Let's start looking at your statements:
It was clear to me that all particles are merely excitation in fields.
This is not exactly true, even though often said. In the model of Quantum Field Theory, we describe an electron as an excitation of the electron field. It's important to stress, that this is just a description, i.e. it's hard to say whether it really "is" like that (whatever that may mean).
If electron is excitation in electron field, then how does it produce it's own field?
It doesn't. In QFT, the an electron field is postulated to exists everywhere (in our flat space-time). This is part of the theory base and as such, the theory can't explain it.
For whatever reason electron even after being an excitation produces an electric field, but why doesn't photon (or other such particles if there are) create any such field?
This statement is not completely true. In QFT, there is no electr(omagnet)ic field. In general physics, an electric field is the mediator of the electromagnetic interaction. In QFT that role is taken by the photon, i.e. an excitation of the photon field. These two fields (photon and electromagnetic) are descriptions in different theories but basically of the same effects. (Not precisely the same, but this is a bit harder to explain.)
This also answers your question as to why the photon (in qft) doesn't create such a field: because they live in different theories.
The fact that the photon doesn't couple to itself is basically an experimental fact. By now, we have a few nice descriptions and theoretical explanations of that, e.g. it's the gauge boson of an abelian gauge group or it simply doesn't have an interaction term in the quantum electrodynamics lagrangian. (The first implies the second reason, but they were found the other way round afaik.)
All these particles have mass and exert gravity how can they produce gravitational fields?
As far as I know, there is no consistent and tested theory that describes gravity and qft together. (more precise: ... results in them in a certain limit/under certain reasonable assumptions.) As Neuneck mentions in his comments, there are reasonable theories about qft in curved background.
In qft, mass is just a parameter of the theory nothing more. It's just our interpretation from other parts of physics, that gives it the meaning the mass we know.
Gravity is in this sense closer to normal electrodynamics. The gravitational field is our space-time and is bend through gravity-charges=masses. It's like putting an electron in empty space: First the electrmagnetic field is flat and 0 everywhere (casually said it's not there, but this is imprecise and can create confusions) and afterwards, yxou have a sink in the field and it's bent (casually said, there is a field).

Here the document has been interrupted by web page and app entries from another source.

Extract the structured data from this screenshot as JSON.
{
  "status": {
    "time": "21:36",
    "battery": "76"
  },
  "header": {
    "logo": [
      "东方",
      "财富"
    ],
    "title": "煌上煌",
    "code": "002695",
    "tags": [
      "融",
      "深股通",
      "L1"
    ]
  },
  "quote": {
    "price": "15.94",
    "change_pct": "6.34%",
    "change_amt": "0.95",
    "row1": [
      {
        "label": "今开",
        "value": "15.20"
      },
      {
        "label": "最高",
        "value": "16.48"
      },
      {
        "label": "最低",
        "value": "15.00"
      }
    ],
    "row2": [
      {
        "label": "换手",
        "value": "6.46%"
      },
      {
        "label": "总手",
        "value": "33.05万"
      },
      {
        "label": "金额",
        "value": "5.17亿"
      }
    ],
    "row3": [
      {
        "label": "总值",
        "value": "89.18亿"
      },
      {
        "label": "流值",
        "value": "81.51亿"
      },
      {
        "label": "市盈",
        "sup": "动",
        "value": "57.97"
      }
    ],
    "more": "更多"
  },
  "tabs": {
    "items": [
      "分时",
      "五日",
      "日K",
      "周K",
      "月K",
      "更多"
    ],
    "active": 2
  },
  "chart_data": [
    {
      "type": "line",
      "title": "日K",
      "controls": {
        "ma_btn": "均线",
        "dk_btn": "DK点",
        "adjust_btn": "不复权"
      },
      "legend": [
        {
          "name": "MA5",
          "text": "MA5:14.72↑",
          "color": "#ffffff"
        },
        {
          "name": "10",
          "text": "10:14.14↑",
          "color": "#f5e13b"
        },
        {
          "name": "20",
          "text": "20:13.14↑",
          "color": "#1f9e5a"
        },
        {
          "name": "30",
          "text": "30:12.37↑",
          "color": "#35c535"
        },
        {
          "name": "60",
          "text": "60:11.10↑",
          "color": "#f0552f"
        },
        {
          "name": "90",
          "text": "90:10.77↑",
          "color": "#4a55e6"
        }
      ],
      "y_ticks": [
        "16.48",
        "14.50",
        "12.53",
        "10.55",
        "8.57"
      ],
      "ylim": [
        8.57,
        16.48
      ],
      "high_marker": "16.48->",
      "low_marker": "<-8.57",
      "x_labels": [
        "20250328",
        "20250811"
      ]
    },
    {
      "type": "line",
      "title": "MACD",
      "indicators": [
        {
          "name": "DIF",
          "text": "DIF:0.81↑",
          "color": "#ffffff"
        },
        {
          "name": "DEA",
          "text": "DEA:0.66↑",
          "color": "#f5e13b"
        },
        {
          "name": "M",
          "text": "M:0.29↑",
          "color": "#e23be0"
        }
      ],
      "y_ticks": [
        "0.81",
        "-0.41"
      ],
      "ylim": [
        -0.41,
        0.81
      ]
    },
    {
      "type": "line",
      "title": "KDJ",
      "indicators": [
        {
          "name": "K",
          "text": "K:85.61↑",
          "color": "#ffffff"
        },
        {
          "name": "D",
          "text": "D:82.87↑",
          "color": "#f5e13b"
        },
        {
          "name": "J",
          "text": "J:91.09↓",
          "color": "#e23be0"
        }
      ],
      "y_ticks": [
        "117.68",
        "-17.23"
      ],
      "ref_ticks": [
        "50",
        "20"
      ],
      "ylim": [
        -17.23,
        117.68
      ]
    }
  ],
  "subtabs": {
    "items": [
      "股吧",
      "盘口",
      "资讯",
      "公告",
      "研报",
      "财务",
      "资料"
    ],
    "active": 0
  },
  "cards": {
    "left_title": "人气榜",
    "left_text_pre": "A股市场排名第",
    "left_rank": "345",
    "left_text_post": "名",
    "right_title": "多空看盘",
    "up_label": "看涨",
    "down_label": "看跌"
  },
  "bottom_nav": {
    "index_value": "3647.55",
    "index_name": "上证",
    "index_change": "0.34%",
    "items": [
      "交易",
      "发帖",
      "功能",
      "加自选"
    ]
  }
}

when particles are excitation in some field how do fields arise from them?
With the answer above as background: They don't (in qft). It depends on the theory, what you mean with the word field. It's mostly a confusion because one doesn't always precisely define what one means with a certain word (like electron or field) in physics.